The data Block Start

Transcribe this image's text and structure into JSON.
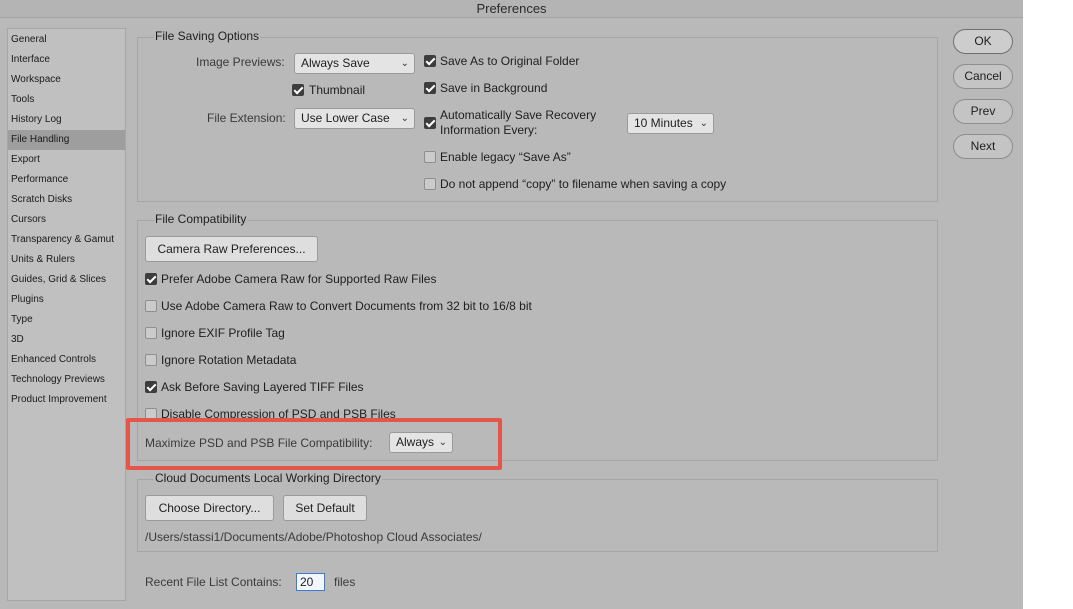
{
  "window": {
    "title": "Preferences"
  },
  "sidebar": {
    "items": [
      {
        "label": "General"
      },
      {
        "label": "Interface"
      },
      {
        "label": "Workspace"
      },
      {
        "label": "Tools"
      },
      {
        "label": "History Log"
      },
      {
        "label": "File Handling",
        "selected": true
      },
      {
        "label": "Export"
      },
      {
        "label": "Performance"
      },
      {
        "label": "Scratch Disks"
      },
      {
        "label": "Cursors"
      },
      {
        "label": "Transparency & Gamut"
      },
      {
        "label": "Units & Rulers"
      },
      {
        "label": "Guides, Grid & Slices"
      },
      {
        "label": "Plugins"
      },
      {
        "label": "Type"
      },
      {
        "label": "3D"
      },
      {
        "label": "Enhanced Controls"
      },
      {
        "label": "Technology Previews"
      },
      {
        "label": "Product Improvement"
      }
    ]
  },
  "file_saving": {
    "title": "File Saving Options",
    "image_previews_label": "Image Previews:",
    "image_previews_value": "Always Save",
    "thumbnail_label": "Thumbnail",
    "thumbnail_checked": true,
    "file_extension_label": "File Extension:",
    "file_extension_value": "Use Lower Case",
    "save_original_folder": "Save As to Original Folder",
    "save_background": "Save in Background",
    "auto_save_line1": "Automatically Save Recovery",
    "auto_save_line2": "Information Every:",
    "auto_save_interval": "10 Minutes",
    "enable_legacy": "Enable legacy “Save As”",
    "no_copy": "Do not append “copy” to filename when saving a copy"
  },
  "file_compat": {
    "title": "File Compatibility",
    "camera_raw_button": "Camera Raw Preferences...",
    "options": [
      {
        "label": "Prefer Adobe Camera Raw for Supported Raw Files",
        "checked": true
      },
      {
        "label": "Use Adobe Camera Raw to Convert Documents from 32 bit to 16/8 bit",
        "checked": false
      },
      {
        "label": "Ignore EXIF Profile Tag",
        "checked": false
      },
      {
        "label": "Ignore Rotation Metadata",
        "checked": false
      },
      {
        "label": "Ask Before Saving Layered TIFF Files",
        "checked": true
      },
      {
        "label": "Disable Compression of PSD and PSB Files",
        "checked": false
      }
    ],
    "maximize_label": "Maximize PSD and PSB File Compatibility:",
    "maximize_value": "Always"
  },
  "cloud": {
    "title": "Cloud Documents Local Working Directory",
    "choose_button": "Choose Directory...",
    "default_button": "Set Default",
    "path": "/Users/stassi1/Documents/Adobe/Photoshop Cloud Associates/"
  },
  "recent": {
    "label": "Recent File List Contains:",
    "value": "20",
    "suffix": "files"
  },
  "actions": {
    "ok": "OK",
    "cancel": "Cancel",
    "prev": "Prev",
    "next": "Next"
  },
  "colors": {
    "background": "#b9b9b9",
    "highlight": "#e5564a",
    "input_focus": "#3b7bd6"
  }
}
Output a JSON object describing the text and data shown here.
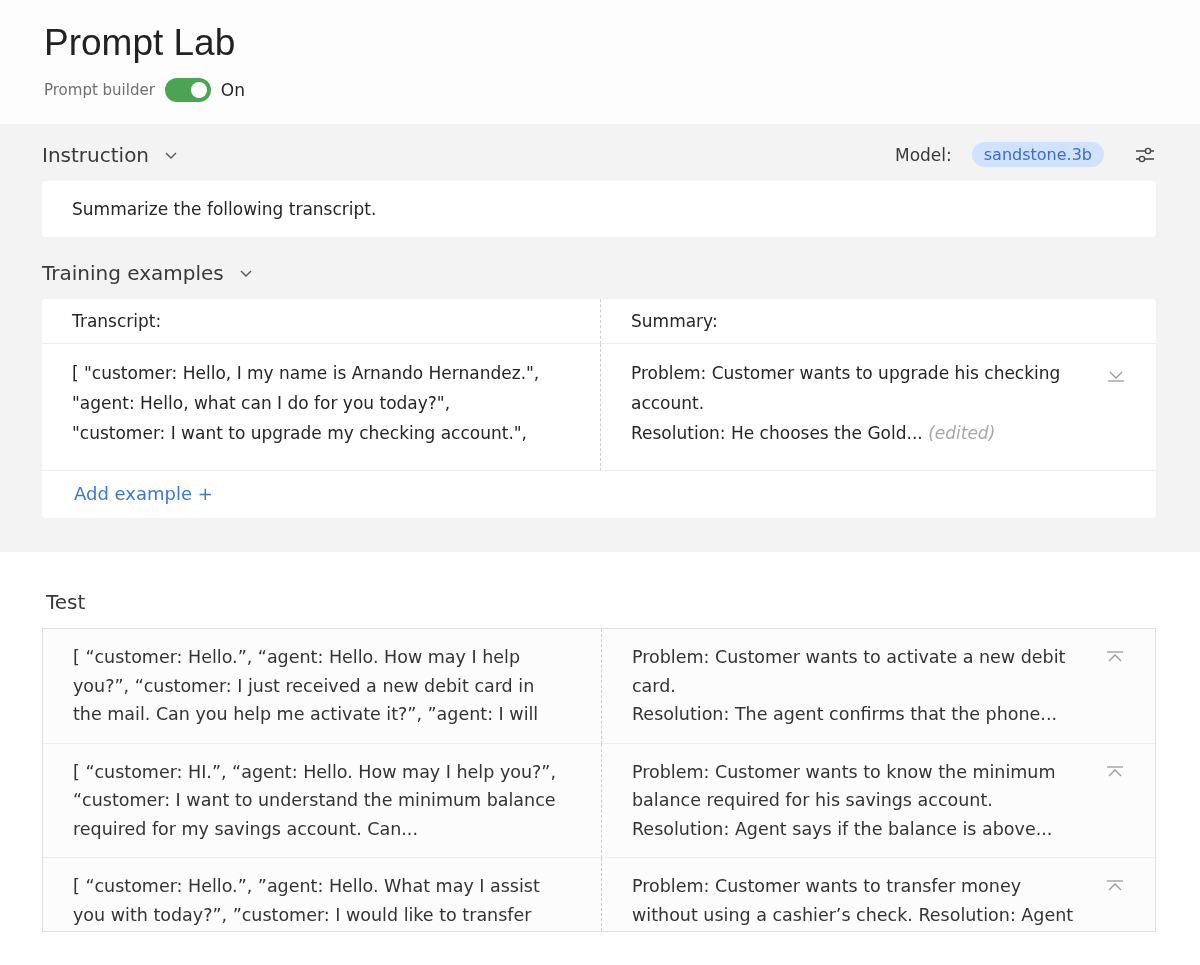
{
  "page_title": "Prompt Lab",
  "prompt_builder": {
    "label": "Prompt builder",
    "on": true,
    "state_label": "On"
  },
  "instruction": {
    "heading": "Instruction",
    "model_label": "Model:",
    "model": "sandstone.3b",
    "text": "Summarize the following transcript."
  },
  "training_examples": {
    "heading": "Training examples",
    "columns": [
      "Transcript:",
      "Summary:"
    ],
    "rows": [
      {
        "transcript": "[ \"customer: Hello, I my name is Arnando Hernandez.\",\n\"agent: Hello, what can I do for you today?\",\n\"customer: I want to upgrade my checking account.\",",
        "summary": "Problem: Customer wants to upgrade his checking\naccount.\nResolution: He chooses the Gold...",
        "note": "(edited)",
        "expanded": false
      }
    ],
    "add_link": "Add example +"
  },
  "test": {
    "heading": "Test",
    "rows": [
      {
        "transcript": "[ “customer: Hello.”, “agent: Hello. How may I help\nyou?”, “customer: I just received a new debit card in\nthe mail. Can you help me activate it?”, ”agent: I will",
        "summary": "Problem: Customer wants to activate a new debit\ncard.\nResolution: The agent confirms that the phone...",
        "expanded": true
      },
      {
        "transcript": "[ “customer: HI.”, “agent: Hello. How may I help you?”,\n“customer: I want to understand the minimum balance\nrequired for my savings account. Can...",
        "summary": "Problem: Customer wants to know the minimum\nbalance required for his savings account.\nResolution: Agent says if the balance is above...",
        "expanded": true
      },
      {
        "transcript": "[ “customer: Hello.”, ”agent: Hello. What may I assist\nyou with today?”, ”customer: I would like to transfer",
        "summary": "Problem: Customer wants to transfer money\nwithout using a cashier’s check. Resolution: Agent",
        "expanded": true
      }
    ]
  }
}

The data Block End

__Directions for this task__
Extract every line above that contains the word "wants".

__Your solution__
        "summary": "Problem: Customer wants to upgrade his checking\naccount.\nResolution: He chooses the Gold...",
        "summary": "Problem: Customer wants to activate a new debit\ncard.\nResolution: The agent confirms that the phone...",
        "summary": "Problem: Customer wants to know the minimum\nbalance required for his savings account.\nResolution: Agent says if the balance is above...",
        "summary": "Problem: Customer wants to transfer money\nwithout using a cashier’s check. Resolution: Agent",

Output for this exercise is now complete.